> [Extracted entries]
*** Block opens ***
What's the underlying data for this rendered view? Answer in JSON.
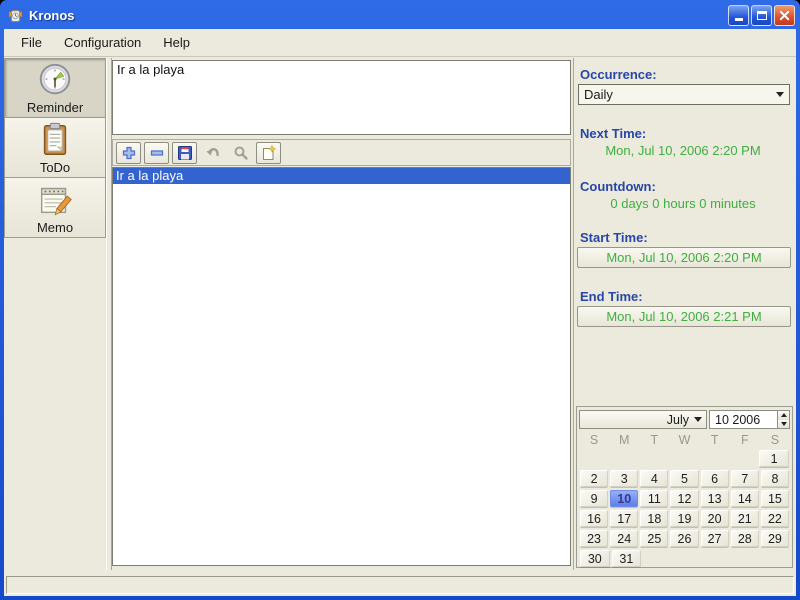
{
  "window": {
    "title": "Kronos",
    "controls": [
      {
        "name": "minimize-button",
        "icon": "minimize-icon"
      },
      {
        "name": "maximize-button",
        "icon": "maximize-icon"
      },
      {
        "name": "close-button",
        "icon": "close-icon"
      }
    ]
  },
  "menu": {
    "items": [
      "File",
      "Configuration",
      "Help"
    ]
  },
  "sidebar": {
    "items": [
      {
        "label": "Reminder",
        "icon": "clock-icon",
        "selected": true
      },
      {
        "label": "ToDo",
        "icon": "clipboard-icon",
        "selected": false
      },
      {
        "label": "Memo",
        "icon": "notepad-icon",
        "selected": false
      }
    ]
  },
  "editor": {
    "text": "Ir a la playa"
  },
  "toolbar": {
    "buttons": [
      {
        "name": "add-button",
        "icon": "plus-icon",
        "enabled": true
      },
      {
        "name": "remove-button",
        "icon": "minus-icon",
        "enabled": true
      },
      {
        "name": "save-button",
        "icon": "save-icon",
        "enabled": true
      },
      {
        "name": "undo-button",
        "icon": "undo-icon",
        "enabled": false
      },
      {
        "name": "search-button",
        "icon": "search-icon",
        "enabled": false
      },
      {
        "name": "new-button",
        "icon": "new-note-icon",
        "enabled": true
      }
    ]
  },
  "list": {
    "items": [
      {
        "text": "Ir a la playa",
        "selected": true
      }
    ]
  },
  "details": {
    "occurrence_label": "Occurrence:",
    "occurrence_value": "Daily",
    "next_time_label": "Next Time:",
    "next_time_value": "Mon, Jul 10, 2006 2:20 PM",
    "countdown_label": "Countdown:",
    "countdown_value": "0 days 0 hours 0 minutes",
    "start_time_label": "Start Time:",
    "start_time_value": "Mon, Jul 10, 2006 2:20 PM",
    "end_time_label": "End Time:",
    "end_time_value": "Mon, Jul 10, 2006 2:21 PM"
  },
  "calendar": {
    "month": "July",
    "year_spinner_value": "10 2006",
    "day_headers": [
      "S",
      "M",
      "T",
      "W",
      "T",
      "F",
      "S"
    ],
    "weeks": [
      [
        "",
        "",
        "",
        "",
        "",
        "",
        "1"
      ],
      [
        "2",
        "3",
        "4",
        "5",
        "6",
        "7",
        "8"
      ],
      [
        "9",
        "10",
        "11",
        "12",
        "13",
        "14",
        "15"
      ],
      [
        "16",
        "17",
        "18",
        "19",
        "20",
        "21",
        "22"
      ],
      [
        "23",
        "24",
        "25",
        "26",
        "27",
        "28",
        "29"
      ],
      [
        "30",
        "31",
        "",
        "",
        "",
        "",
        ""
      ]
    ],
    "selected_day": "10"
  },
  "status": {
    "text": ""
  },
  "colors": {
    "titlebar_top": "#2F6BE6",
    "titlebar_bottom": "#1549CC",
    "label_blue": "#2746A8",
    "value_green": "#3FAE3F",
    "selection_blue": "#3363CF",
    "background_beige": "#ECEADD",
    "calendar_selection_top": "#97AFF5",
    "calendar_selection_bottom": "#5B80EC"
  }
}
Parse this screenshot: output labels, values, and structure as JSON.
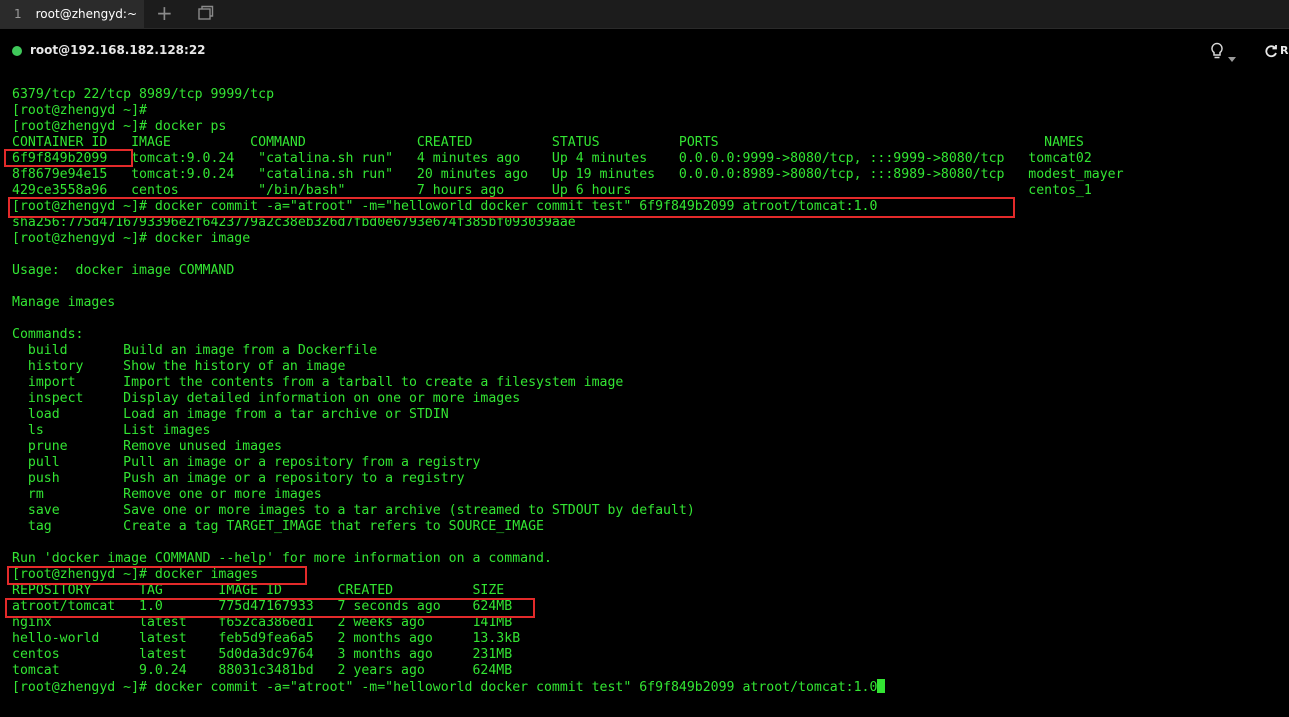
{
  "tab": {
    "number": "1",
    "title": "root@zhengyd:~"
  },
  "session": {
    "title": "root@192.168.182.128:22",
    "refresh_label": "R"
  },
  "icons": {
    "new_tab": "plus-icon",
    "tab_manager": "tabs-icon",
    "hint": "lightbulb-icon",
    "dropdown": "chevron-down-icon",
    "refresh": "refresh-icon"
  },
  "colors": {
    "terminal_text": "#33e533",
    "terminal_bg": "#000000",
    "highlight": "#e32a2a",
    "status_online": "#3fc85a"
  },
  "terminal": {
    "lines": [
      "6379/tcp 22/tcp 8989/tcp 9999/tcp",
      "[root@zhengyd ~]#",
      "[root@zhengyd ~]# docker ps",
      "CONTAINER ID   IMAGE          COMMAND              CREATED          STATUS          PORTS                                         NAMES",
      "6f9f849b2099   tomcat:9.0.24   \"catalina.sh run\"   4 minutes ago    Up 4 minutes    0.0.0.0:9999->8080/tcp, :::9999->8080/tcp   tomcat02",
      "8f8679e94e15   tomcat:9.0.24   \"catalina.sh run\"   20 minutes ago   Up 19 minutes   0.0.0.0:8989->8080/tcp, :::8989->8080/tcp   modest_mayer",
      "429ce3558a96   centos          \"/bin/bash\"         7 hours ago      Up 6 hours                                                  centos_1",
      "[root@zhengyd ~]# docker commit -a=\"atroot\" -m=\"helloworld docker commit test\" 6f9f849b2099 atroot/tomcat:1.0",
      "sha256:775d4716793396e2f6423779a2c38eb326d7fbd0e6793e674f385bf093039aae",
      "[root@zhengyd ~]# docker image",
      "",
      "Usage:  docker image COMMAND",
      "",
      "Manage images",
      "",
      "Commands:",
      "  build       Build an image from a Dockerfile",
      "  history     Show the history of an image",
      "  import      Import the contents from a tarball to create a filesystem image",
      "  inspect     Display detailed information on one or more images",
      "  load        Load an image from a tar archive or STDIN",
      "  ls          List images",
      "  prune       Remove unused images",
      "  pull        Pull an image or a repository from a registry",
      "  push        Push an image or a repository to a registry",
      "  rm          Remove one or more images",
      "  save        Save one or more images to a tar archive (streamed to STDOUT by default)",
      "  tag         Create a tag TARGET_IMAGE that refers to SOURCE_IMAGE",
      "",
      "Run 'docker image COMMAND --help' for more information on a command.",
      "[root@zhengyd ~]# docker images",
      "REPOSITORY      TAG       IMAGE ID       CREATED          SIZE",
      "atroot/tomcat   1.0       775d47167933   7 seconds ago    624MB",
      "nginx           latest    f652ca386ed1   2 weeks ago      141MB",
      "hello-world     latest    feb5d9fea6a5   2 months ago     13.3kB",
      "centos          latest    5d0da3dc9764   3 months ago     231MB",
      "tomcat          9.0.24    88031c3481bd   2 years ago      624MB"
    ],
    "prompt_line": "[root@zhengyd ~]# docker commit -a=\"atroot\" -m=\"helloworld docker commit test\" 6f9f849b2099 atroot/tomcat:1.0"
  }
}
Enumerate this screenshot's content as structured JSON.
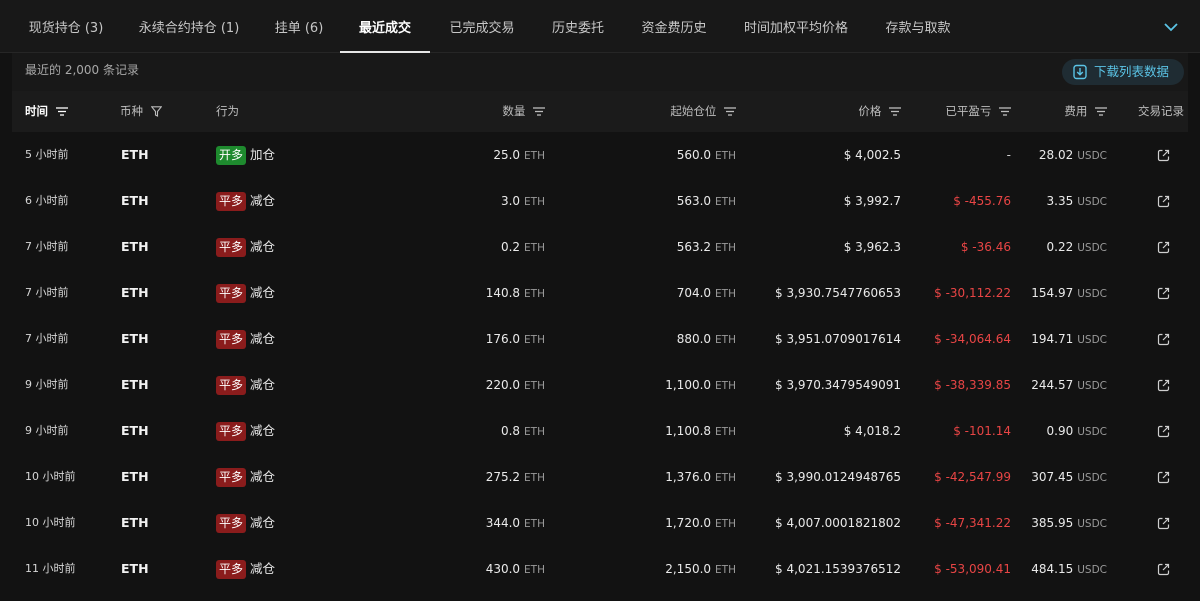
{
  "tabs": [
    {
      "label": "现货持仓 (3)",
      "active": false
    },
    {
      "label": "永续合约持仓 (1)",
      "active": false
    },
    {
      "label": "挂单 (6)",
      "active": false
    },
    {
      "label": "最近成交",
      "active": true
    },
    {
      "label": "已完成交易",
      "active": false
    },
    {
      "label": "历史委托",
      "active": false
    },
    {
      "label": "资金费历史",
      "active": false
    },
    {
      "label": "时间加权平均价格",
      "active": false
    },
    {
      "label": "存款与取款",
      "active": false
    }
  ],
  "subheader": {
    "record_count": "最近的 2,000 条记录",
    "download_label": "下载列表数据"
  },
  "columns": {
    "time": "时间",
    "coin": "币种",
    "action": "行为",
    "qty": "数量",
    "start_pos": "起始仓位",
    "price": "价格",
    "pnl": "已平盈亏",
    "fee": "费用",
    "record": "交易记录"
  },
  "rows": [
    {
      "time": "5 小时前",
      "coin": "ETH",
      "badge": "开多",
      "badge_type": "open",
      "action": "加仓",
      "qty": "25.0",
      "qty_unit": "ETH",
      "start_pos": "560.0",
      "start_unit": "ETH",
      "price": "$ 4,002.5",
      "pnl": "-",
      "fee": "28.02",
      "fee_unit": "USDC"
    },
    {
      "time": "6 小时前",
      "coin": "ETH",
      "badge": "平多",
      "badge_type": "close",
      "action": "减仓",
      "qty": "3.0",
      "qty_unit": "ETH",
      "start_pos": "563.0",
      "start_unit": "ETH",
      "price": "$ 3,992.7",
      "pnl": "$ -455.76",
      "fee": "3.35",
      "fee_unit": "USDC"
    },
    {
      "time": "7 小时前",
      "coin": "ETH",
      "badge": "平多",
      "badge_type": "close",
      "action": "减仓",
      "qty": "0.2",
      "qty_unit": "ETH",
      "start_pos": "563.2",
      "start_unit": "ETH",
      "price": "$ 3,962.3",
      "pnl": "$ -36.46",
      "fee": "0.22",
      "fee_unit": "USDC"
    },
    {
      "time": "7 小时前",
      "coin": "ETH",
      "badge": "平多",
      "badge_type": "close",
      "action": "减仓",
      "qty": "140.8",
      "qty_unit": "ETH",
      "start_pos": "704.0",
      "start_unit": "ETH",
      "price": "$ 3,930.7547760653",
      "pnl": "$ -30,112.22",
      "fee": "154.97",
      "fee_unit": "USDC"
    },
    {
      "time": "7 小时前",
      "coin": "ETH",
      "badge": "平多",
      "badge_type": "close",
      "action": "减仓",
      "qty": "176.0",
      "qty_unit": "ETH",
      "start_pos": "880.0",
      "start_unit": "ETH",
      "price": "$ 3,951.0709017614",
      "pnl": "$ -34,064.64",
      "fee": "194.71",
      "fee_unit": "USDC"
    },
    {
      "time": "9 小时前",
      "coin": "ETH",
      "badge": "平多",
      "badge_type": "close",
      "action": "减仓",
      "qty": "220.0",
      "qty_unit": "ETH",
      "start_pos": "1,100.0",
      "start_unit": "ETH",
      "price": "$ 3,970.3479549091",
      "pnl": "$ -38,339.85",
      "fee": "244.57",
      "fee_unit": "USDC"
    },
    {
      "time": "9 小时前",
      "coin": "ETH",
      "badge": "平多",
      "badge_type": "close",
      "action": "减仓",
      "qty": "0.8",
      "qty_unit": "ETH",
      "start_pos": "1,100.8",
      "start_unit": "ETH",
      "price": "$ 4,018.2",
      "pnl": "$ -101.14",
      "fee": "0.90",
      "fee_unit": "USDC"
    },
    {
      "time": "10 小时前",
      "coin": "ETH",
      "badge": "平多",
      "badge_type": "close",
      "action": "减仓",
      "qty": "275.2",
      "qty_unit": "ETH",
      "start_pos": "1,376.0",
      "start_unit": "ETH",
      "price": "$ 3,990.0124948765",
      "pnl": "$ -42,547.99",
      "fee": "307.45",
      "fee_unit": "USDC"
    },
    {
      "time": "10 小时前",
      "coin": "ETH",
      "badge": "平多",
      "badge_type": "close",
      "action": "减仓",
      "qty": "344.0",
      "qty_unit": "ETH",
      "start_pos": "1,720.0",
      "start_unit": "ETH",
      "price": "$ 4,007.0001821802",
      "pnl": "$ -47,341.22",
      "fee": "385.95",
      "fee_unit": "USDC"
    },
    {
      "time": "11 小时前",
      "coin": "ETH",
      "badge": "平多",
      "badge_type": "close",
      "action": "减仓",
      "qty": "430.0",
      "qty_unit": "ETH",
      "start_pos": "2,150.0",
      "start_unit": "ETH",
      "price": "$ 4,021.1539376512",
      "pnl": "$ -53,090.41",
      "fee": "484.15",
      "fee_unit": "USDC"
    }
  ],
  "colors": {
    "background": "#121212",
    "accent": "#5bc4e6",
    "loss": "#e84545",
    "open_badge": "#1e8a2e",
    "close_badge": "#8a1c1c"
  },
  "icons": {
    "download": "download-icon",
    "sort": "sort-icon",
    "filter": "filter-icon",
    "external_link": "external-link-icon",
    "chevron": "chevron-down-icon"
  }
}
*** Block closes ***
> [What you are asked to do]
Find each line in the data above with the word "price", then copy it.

> [Task result]
    "price": "价格",
      "price": "$ 4,002.5",
      "price": "$ 3,992.7",
      "price": "$ 3,962.3",
      "price": "$ 3,930.7547760653",
      "price": "$ 3,951.0709017614",
      "price": "$ 3,970.3479549091",
      "price": "$ 4,018.2",
      "price": "$ 3,990.0124948765",
      "price": "$ 4,007.0001821802",
      "price": "$ 4,021.1539376512",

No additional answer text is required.